[What the task requires] Every line containing the word "label" is to be copied from the data below.

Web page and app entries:
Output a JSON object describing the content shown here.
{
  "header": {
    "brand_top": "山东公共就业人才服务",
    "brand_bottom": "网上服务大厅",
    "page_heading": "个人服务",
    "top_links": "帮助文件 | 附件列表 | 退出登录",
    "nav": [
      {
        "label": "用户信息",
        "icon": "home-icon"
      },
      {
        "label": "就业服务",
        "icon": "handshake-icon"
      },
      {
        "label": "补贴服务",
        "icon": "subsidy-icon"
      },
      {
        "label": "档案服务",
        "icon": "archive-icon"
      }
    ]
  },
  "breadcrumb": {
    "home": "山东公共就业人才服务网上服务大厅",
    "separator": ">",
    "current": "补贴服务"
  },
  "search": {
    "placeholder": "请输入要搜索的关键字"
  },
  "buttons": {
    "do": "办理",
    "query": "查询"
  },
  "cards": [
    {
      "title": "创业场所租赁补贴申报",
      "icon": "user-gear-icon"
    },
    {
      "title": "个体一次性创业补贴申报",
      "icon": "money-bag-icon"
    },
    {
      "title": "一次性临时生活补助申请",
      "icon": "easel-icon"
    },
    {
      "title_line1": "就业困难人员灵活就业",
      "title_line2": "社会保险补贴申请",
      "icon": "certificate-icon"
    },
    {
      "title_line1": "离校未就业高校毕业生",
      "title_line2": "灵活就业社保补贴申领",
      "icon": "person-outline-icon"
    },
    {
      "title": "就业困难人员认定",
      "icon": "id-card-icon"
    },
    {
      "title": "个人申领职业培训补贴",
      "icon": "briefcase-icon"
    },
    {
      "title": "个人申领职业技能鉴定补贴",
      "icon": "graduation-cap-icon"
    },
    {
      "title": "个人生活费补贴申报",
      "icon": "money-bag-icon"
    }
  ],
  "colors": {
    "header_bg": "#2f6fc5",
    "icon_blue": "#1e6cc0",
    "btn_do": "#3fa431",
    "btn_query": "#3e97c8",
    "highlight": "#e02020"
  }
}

[Solution]
        "label": "用户信息",
        "label": "就业服务",
        "label": "补贴服务",
        "label": "档案服务",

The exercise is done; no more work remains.